Steenhuis T.S.,Cornell University | Steenhuis T.S.,Bahir Dar University | Hrncir M.,Czech Technical University | Poteau D.,Cornell University | And 9 more authors.
Vadose Zone Journal | Year: 2013

Since Hewlett and Hibbert's publication in 1967, there has been a slow recognition that saturated excess runoff is the main runoff mechanism in vegetated watersheds. Yet, most pedotransfer functions for predicting runoff are based on infiltration excess runoff. We, therefore, developed a simple pedotransfer function to predict saturation excess runoff, using data from eight watersheds on three continents. The runoff response was very similar for all watersheds, despite differences in climate, size, topography, and land use. Direct storm runoff occurred after a threshold amount of rainfall was exceeded. Runoff was linearly related to rainfall depth, indicating that a nearly constant proportion of the watershed was the source area. Size of source areas decreased with increasing depths of soils. The rainfall threshold was strongly dependent on the initial moisture conditions. The developed pedotransfer function for saturation excess runoff was used to predict water level fluctuation of two terminal lakes on the Caribbean Islands over a 25- to 30-yr period with the rainfall threshold computed following Thornthwaite-Mather and baseflow from the remaining part of the watershed employing a linear reservoir model.
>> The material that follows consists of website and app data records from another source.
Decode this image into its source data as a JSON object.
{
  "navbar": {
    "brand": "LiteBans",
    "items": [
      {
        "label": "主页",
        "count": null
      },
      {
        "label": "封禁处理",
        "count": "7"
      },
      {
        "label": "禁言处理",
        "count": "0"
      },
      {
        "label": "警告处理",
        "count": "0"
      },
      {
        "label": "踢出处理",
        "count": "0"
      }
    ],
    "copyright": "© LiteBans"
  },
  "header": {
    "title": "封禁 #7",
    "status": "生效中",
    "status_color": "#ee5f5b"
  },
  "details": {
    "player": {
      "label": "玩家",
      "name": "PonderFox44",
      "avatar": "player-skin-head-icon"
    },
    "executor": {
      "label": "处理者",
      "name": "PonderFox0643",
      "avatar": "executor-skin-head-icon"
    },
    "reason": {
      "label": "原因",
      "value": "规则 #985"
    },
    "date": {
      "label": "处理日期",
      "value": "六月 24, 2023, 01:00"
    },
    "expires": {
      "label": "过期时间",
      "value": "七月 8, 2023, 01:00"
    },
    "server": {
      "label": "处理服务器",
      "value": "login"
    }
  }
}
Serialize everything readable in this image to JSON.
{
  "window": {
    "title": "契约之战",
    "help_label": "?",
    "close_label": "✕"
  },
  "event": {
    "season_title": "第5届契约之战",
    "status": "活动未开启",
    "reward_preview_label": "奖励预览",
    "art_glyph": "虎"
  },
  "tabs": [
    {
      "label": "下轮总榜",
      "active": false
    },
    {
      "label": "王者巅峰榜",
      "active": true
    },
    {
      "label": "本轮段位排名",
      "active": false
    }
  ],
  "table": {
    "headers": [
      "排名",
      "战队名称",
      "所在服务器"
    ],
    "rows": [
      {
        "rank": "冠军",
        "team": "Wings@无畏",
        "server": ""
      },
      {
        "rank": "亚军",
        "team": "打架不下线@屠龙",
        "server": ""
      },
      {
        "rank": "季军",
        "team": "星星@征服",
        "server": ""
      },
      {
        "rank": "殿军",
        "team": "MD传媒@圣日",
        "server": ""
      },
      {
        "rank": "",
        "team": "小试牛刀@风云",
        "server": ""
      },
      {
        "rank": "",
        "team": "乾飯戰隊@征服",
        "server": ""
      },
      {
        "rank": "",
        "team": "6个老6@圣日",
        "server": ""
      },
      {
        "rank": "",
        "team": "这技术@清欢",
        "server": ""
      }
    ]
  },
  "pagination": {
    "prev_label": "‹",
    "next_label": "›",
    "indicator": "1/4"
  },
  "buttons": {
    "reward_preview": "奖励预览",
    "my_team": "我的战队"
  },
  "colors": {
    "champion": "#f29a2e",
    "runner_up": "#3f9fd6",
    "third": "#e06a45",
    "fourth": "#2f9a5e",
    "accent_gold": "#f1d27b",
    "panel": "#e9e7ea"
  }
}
Taking the simplicity of the prediction technique with only four calibrated parameters into account, lake levels were predicted reasonably well to very good, including the rise in the lake level in the last 10 yr when the climate in the region became wetter. It is expected that the linear relationship of rainfall and runoff holds for storms lasting several days and can simplify flood predictions. © Soil Science Society of America, All rights reserved. Source

Discover hidden collaborations